    • The presence of detectable cryoglobulins cryoglobulinemic vasculitis
  • Reported as qualitative (positive or negative) and quantitative (percentage = “cryocrit”)
    • This test is highly prone to collection error
    • To perform this test, you need 6 full red-top tubes, kept between 37-39°C from the moment they are collected. This is accomplished using a thermos with a thermometer aka the “Cryo Kit”. At VUMC, this kit can be found in the immunopathology lab on the 4th floor. Place water at 39°C in the kit, then collect the blood at bedside with a nurse, placing each labeled tube directly into the water.
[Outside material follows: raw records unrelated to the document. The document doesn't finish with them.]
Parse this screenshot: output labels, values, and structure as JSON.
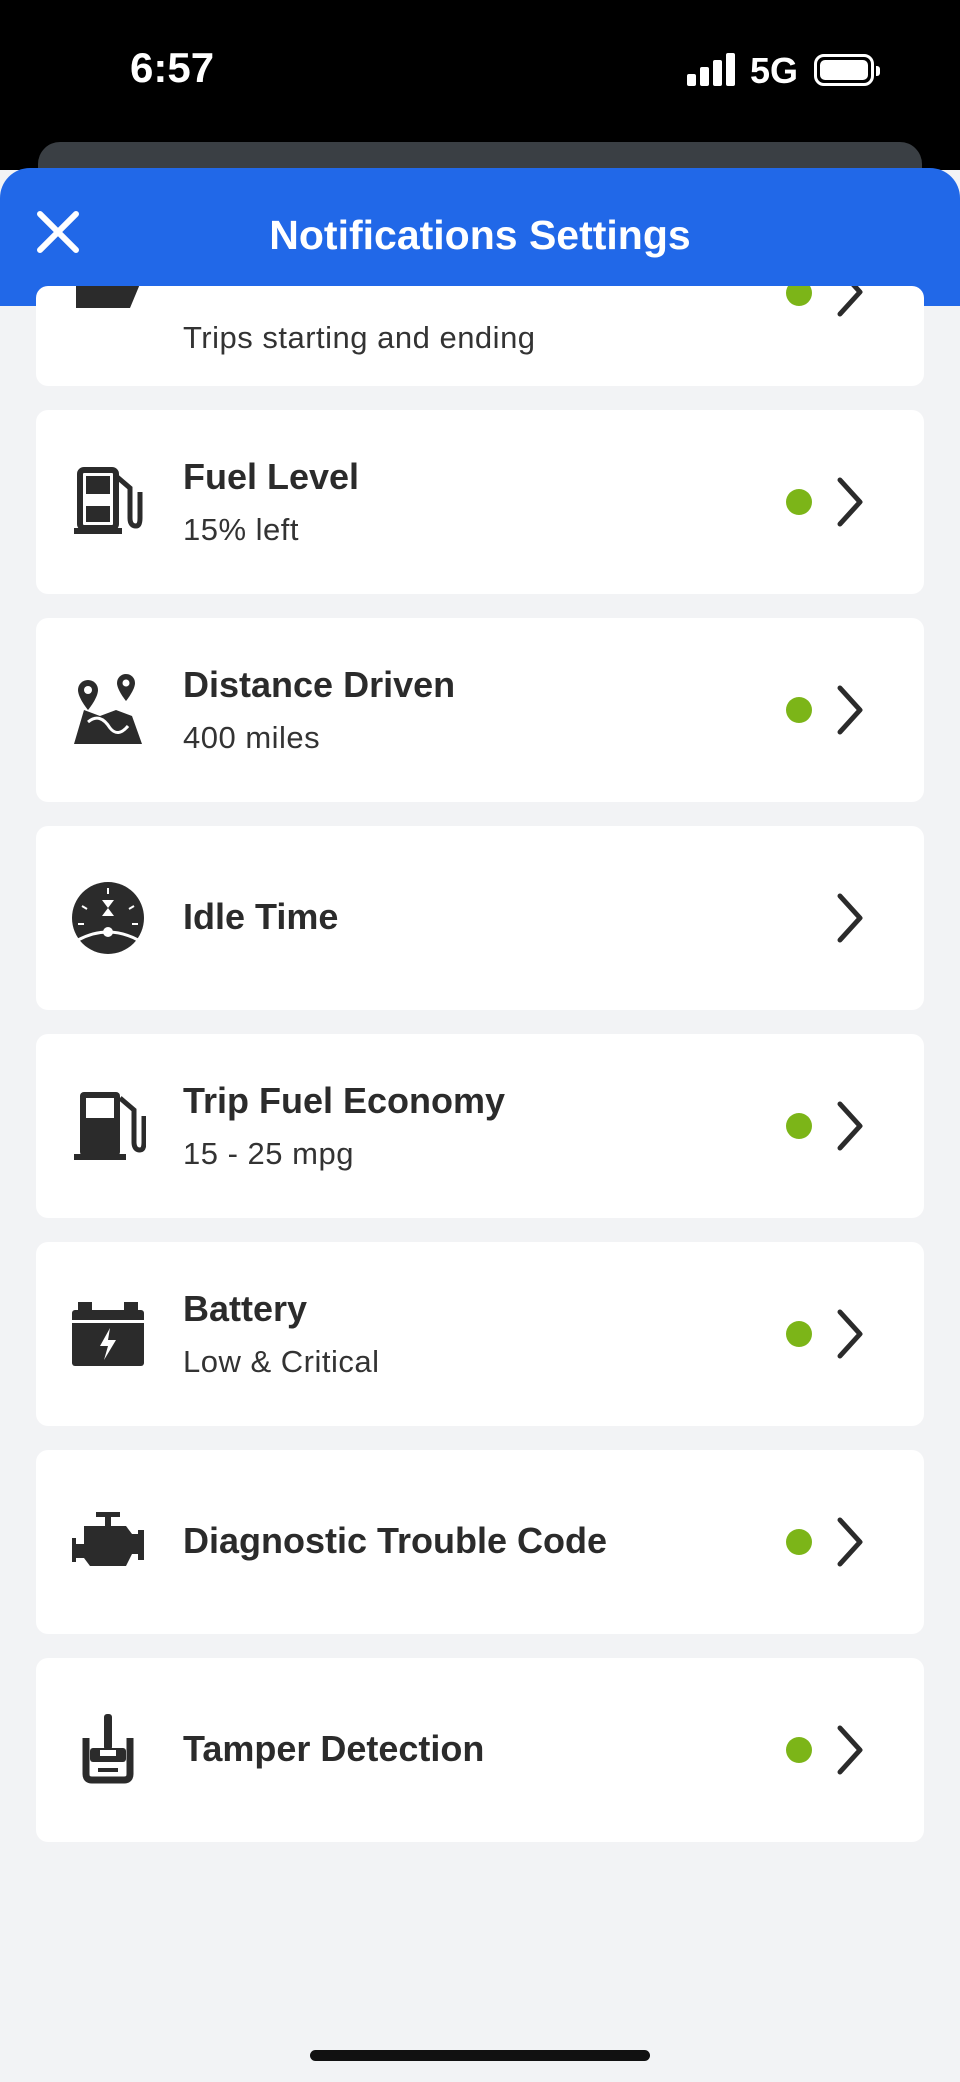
{
  "status_bar": {
    "time": "6:57",
    "network": "5G"
  },
  "header": {
    "title": "Notifications Settings"
  },
  "colors": {
    "header_blue": "#2168e8",
    "enabled_dot": "#7cb518",
    "background": "#f2f3f5"
  },
  "items": [
    {
      "title": "",
      "subtitle": "Trips starting and ending",
      "icon": "trip-car-icon",
      "enabled": true
    },
    {
      "title": "Fuel Level",
      "subtitle": "15% left",
      "icon": "fuel-pump-icon",
      "enabled": true
    },
    {
      "title": "Distance Driven",
      "subtitle": "400 miles",
      "icon": "map-route-icon",
      "enabled": true
    },
    {
      "title": "Idle Time",
      "subtitle": "",
      "icon": "idle-gauge-icon",
      "enabled": false
    },
    {
      "title": "Trip Fuel Economy",
      "subtitle": "15 - 25 mpg",
      "icon": "fuel-economy-icon",
      "enabled": true
    },
    {
      "title": "Battery",
      "subtitle": "Low & Critical",
      "icon": "battery-icon",
      "enabled": true
    },
    {
      "title": "Diagnostic Trouble Code",
      "subtitle": "",
      "icon": "engine-icon",
      "enabled": true
    },
    {
      "title": "Tamper Detection",
      "subtitle": "",
      "icon": "tamper-icon",
      "enabled": true
    }
  ]
}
Once all 6 tubes are collected, take the Cryo Kit back to the lab. If the temperature is less than 37°C, the lab won’t accept it
  • Essential Cryoglobulinemia (rare ~ 10%): cryoglobulinemia w/o associated disease
  • Cryoglobulinemic vasculitis: small vessel vasculitis with a highly variable presentation
    • Arthralgias, peripheral neuropathy and renal disease (usually MPGN) are common
    • Skin involvement (purpura and erythematous macules, usually in colder areas of the body like the lower extremities)
  • Type I Cryoglobulins
    • Monoclonal immunoglobulins (Igs); usually IgG or IgM; rarely IgA or light chains
    • Classically associated with digital ischemia, skin necrosis, and livedo reticularis
    • Associated with Waldenström macroglobulinemia, multiple myeloma, MGUS, and CLL
  • Mixed Cryoglobulins (these do not produce a single monoclonal antibody like Type I)
    • Type II
      • A mixture of a monoclonal Ig (IgG, IgM, or IgA) combined with polyclonal Igs
      • Associated with chronic viral infections HCV (most common), HBV, and HIV
      • Less commonly seen in autoimmune diseases like SLE and Sjogren’s
    • Type III
      • A mixture of polyclonal IgG and polyclonal IgM
      • Associated with the reverse profile of Type II; most commonly with autoimmune diseases; less commonly with infections


Extended Myositis Panel

  • Can be sent when suspecting various forms of myositis such as dermatomyositis, polymyositis, anti-synthetase syndrome, etc.
  • Ordered as “Myositis extended Pnl-ARUP
    • Includes 19 separate antibodies with a summary interpretation provided at the end
  • P155 (TIF1-gamma) and P140 (NXP-2) antibodies are particularly associated with malignancy in pts > 30 y/o (ensure age-appropriate cancer screening)
    • PET/CT and pelvic U/S in female patients should be pursued to search for malignancy